Category: Charter Revision
It may feel a bit like “Groundhog Day,” but the November 5, 2019 ballot will contain a set of proposals to revise New York City’s Charter.
(You may recall there were three charter revision proposals on last year’s General Election ballot—the result of a hurried process instituted by the Mayor—which created a Civic Engagement Commission, instituted term limits on Community Board members, and increased the funding match for candidates who… Read more
The 2019 Charter Revision Commission released a preliminary staff report on proposed changes to the Charter in four areas: elections, governance, finance, and land use. You can see the proposed changes here.
Over the next few weeks, the commission will hold borough hearings on these draft proposals. The first, in Queens, was held April 30th. Here are details for the upcoming hearings:
Thursday, May 2: Brooklyn
Brooklyn Borough Hall,… Read more
The 2019 Charter Revision Commission—which will recommend proposals to be placed on the November ballot—has completed a series of “expert forums” on four topic areas it will focus on. Having narrowed focus after hearing from experts and the public (at hearings last fall), the commission will now draw up specific proposals in these four areas, and hold hearings on them in each of the five boroughs on those drafts later this spring.
Last night, I testified before a packed house at the Manhattan hearing of the 2019 Charter Revision Commission. We have a real opportunity to improve the way city government functions. Good Evening. Thank you to Gail Benjamin and to each Commissioner for taking on this enormous role – and welcome to Manhattan! I am delighted that the legislation I sponsored with the Speaker and Public Advocate calling for a Charter Revision Commission has resulted in this illustrious group coming together.

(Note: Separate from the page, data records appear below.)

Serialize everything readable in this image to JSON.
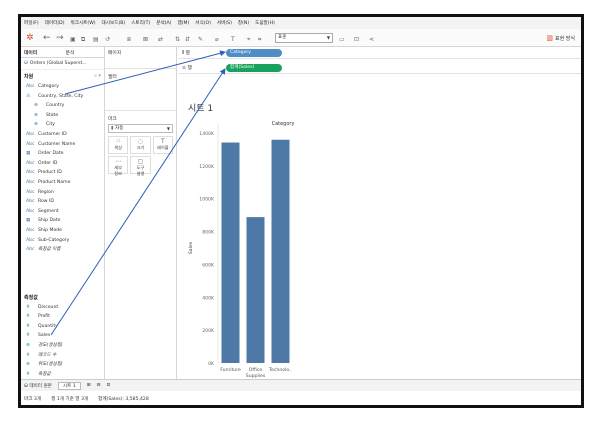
{
  "menu": [
    "파일(F)",
    "데이터(D)",
    "워크시트(W)",
    "대시보드(B)",
    "스토리(T)",
    "분석(A)",
    "맵(M)",
    "서식(O)",
    "서버(S)",
    "창(N)",
    "도움말(H)"
  ],
  "toolbar": {
    "mark_label_dropdown": "표준",
    "show_me": "표현 방식"
  },
  "left_pane": {
    "tabs": [
      "데이터",
      "분석"
    ],
    "data_source": "Orders (Global Superst...",
    "dimensions_header": "차원",
    "dimensions": [
      {
        "label": "Category",
        "icon": "Abc",
        "indent": false
      },
      {
        "label": "Country, State, City",
        "icon": "hierarchy",
        "indent": false
      },
      {
        "label": "Country",
        "icon": "globe",
        "indent": true
      },
      {
        "label": "State",
        "icon": "globe",
        "indent": true
      },
      {
        "label": "City",
        "icon": "globe",
        "indent": true
      },
      {
        "label": "Customer ID",
        "icon": "Abc",
        "indent": false
      },
      {
        "label": "Customer Name",
        "icon": "Abc",
        "indent": false
      },
      {
        "label": "Order Date",
        "icon": "date",
        "indent": false
      },
      {
        "label": "Order ID",
        "icon": "Abc",
        "indent": false
      },
      {
        "label": "Product ID",
        "icon": "Abc",
        "indent": false
      },
      {
        "label": "Product Name",
        "icon": "Abc",
        "indent": false
      },
      {
        "label": "Region",
        "icon": "Abc",
        "indent": false
      },
      {
        "label": "Row ID",
        "icon": "Abc",
        "indent": false
      },
      {
        "label": "Segment",
        "icon": "Abc",
        "indent": false
      },
      {
        "label": "Ship Date",
        "icon": "date",
        "indent": false
      },
      {
        "label": "Ship Mode",
        "icon": "Abc",
        "indent": false
      },
      {
        "label": "Sub-Category",
        "icon": "Abc",
        "indent": false
      },
      {
        "label": "측정값 이름",
        "icon": "Abc",
        "indent": false,
        "italic": true
      }
    ],
    "measures_header": "측정값",
    "measures": [
      {
        "label": "Discount",
        "icon": "#"
      },
      {
        "label": "Profit",
        "icon": "#"
      },
      {
        "label": "Quantity",
        "icon": "#"
      },
      {
        "label": "Sales",
        "icon": "#"
      },
      {
        "label": "경도(생성됨)",
        "icon": "globe",
        "italic": true
      },
      {
        "label": "레코드 수",
        "icon": "#",
        "italic": true
      },
      {
        "label": "위도(생성됨)",
        "icon": "globe",
        "italic": true
      },
      {
        "label": "측정값",
        "icon": "#",
        "italic": true
      }
    ]
  },
  "mid_pane": {
    "pages_label": "페이지",
    "filters_label": "필터",
    "marks_label": "마크",
    "mark_type": "자동",
    "marks_buttons": [
      {
        "glyph": "⁙",
        "label": "색상"
      },
      {
        "glyph": "◌",
        "label": "크기"
      },
      {
        "glyph": "T",
        "label": "레이블"
      },
      {
        "glyph": "⋯",
        "label": "세부\n정보"
      },
      {
        "glyph": "▢",
        "label": "도구\n설명"
      }
    ]
  },
  "shelves": {
    "columns_label": "열",
    "rows_label": "행",
    "columns_pill": "Category",
    "rows_pill": "합계(Sales)"
  },
  "view": {
    "sheet_title": "시트 1"
  },
  "chart_data": {
    "type": "bar",
    "title": "Category",
    "categories": [
      "Furniture",
      "Office Supplies",
      "Technology"
    ],
    "category_labels": [
      "Furniture",
      "Office\nSupplies",
      "Technolo.."
    ],
    "values": [
      1342000,
      888000,
      1359000
    ],
    "ylabel": "Sales",
    "ylim": [
      0,
      1400000
    ],
    "yticks": [
      0,
      200000,
      400000,
      600000,
      800000,
      1000000,
      1200000,
      1400000
    ],
    "ytick_labels": [
      "0K",
      "200K",
      "400K",
      "600K",
      "800K",
      "1000K",
      "1200K",
      "1400K"
    ],
    "bar_color": "#4e79a7"
  },
  "bottom": {
    "data_source_tab": "데이터 원본",
    "sheet_tab": "시트 1"
  },
  "status": {
    "marks": "마크 3개",
    "rows_cols": "행 1개 기준 열 3개",
    "sum": "합계(Sales): 3,585,428"
  },
  "colors": {
    "columns_pill": "#4f8ec4",
    "rows_pill": "#19a25d",
    "annotation_arrow": "#2f5fb8"
  }
}
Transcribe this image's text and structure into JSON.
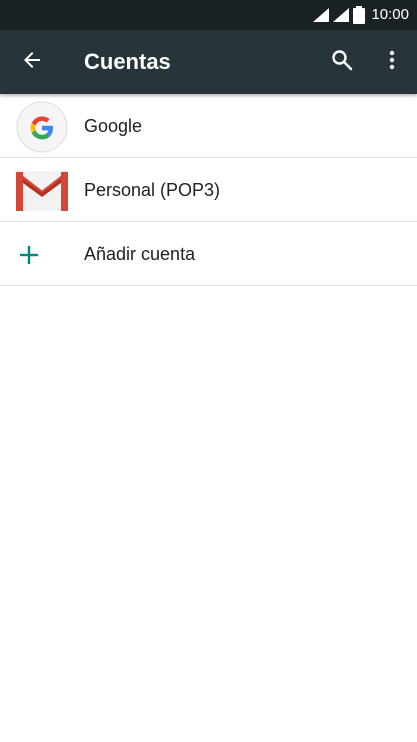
{
  "status_bar": {
    "time": "10:00",
    "wifi_icon": "wifi-signal-icon",
    "cell_icon": "cell-signal-icon",
    "battery_icon": "battery-icon"
  },
  "app_bar": {
    "title": "Cuentas",
    "back_icon": "arrow-back-icon",
    "search_icon": "search-icon",
    "menu_icon": "more-vert-icon",
    "background": "#27353b"
  },
  "accounts": [
    {
      "label": "Google",
      "icon": "google-icon"
    },
    {
      "label": "Personal (POP3)",
      "icon": "gmail-icon"
    }
  ],
  "add_account": {
    "label": "Añadir cuenta",
    "icon": "plus-icon",
    "accent": "#00897b"
  }
}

The 2019 Charter Revision Commission is holding its first slate of public hearings in each borough! The Commission was created to give the city government’s ground rules a full inspection and tuneup, with no preset political agenda and plenty of input from experts and the public.
This first round of public hearings will help identify issues that are worth a closer look — so all New Yorkers should attend if… Read more
How can city government work better for Manhattan? The NYC Charter is the city’s constitution and sets out how the city makes decisions. It’s an important document, but it hasn’t had a serious review in 30 years — so it’s due for a major overhaul.
If you or your organization have ideas about what needs changing, start writing testimony now and plan to attend on Wednesday — the first hearing… Read more
That’s right, there’s another Charter Revision Commission at work, resulting from a local law co-sponsored by myself, Council Speaker Corey Johnson, and Public Advocate Tish James (introduced before the Mayor’s proposal even surfaced). This version will spend a full year examining all aspects of the City Charter and will propose changes on the 2019 ballot.
Our logic in proposing a fresh look at the city’s main governing document was that… Read more
Borough Presidents appoint the members of New York City’s 59 community boards, we work more closely with the boards than other elected officials, and we are the boards’ first and most direct source of advice and technical support. We know what it takes for boards to do their job well, and we know how important that job is—because community boards are neighborhoods’ early-warning system and advocate during high-stakes land use… Read more
Community board members from across Manhattan gathered Tuesday for a reception in the American Museum of Natural History’s cavernous Milstein Hall of Ocean Life to reconnect with each other and learn more about their roles.
Jim Caras, General Counsel and Land Use Director in my office made a presentation on the passage of the City Council’s Charter Revision Commission (as opposed to the Mayor’s version underway now). Hearings are due… Read more
It’s been nearly 30 years since the last real overhaul of the City Charter, the governing document that functions as New York City’s constitution. With some minor changes made along the way, the 1989 charter has served us pretty well.
But this city confronts new challenges — including widening income inequality, a new breed of complex development projects, and a hostile federal government threatening crucial funding streams — and it’s… Read more